### What the task asks
Pictures aside, each entry has to be returned exactly as it stands.

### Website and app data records
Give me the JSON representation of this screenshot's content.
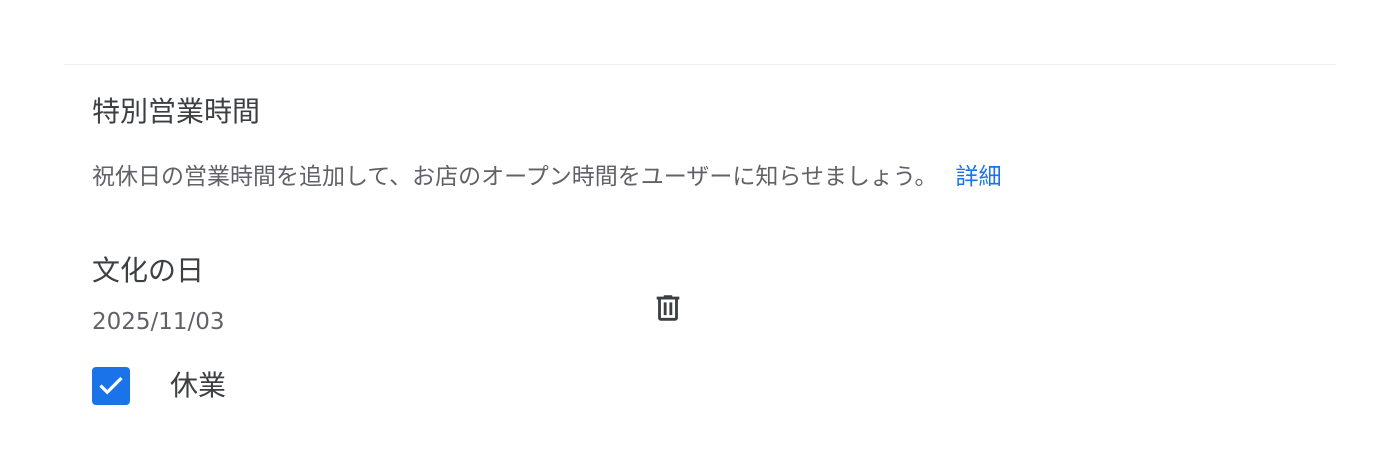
{
  "special_hours": {
    "title": "特別営業時間",
    "description": "祝休日の営業時間を追加して、お店のオープン時間をユーザーに知らせましょう。",
    "learn_more_label": "詳細"
  },
  "holiday": {
    "name": "文化の日",
    "date": "2025/11/03",
    "closed_label": "休業",
    "closed_checked": true,
    "delete_icon": "trash-icon"
  },
  "colors": {
    "accent": "#1a73e8",
    "text_primary": "#3c4043",
    "text_secondary": "#5f6368"
  }
}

### Solution
Give me the JSON representation of this screenshot's content.
{
  "special_hours": {
    "title": "特別営業時間",
    "description": "祝休日の営業時間を追加して、お店のオープン時間をユーザーに知らせましょう。",
    "learn_more_label": "詳細"
  },
  "holiday": {
    "name": "文化の日",
    "date": "2025/11/03",
    "closed_label": "休業",
    "closed_checked": true,
    "delete_icon": "trash-icon"
  },
  "colors": {
    "accent": "#1a73e8",
    "text_primary": "#3c4043",
    "text_secondary": "#5f6368"
  }
}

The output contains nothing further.